(Task data begins)

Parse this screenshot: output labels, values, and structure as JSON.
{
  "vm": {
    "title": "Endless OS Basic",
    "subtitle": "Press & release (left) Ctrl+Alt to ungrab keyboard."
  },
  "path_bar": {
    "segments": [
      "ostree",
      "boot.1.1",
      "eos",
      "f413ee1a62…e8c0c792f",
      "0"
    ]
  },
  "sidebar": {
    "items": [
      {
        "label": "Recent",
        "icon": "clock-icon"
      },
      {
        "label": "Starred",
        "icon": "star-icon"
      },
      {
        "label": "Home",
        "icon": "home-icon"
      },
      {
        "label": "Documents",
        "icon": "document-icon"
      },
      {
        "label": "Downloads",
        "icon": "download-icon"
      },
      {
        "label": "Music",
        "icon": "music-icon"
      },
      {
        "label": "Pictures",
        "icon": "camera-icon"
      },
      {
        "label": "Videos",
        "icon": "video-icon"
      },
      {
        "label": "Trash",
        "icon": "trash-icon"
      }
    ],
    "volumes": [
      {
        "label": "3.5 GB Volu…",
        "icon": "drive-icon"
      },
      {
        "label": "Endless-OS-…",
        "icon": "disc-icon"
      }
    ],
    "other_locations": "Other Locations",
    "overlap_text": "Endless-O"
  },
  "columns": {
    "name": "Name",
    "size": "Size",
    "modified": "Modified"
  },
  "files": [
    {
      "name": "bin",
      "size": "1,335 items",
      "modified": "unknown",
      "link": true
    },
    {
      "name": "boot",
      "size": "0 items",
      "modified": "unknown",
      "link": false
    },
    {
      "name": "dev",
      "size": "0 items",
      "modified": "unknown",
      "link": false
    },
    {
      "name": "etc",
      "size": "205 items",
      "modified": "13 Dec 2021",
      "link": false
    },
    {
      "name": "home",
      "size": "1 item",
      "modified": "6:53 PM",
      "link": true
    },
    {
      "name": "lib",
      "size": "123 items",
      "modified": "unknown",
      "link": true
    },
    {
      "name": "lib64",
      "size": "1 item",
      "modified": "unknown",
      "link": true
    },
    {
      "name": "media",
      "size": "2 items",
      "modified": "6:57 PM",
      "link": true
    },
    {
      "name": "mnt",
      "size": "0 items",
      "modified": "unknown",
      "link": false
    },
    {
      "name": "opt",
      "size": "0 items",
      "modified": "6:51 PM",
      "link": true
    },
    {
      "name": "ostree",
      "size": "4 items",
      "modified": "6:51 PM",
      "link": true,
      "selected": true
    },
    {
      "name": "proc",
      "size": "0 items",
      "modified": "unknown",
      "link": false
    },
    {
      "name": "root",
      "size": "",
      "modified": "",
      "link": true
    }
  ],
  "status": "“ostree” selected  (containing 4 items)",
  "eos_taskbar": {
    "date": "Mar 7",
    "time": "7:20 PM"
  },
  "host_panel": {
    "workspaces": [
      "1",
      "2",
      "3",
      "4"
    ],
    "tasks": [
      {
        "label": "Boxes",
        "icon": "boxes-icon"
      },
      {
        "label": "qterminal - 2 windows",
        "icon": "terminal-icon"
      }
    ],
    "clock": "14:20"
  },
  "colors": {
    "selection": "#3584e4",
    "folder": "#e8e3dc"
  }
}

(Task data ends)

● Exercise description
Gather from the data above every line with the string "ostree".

● Response for this exercise
      "ostree",
      "name": "ostree",
  "status": "“ostree” selected  (containing 4 items)",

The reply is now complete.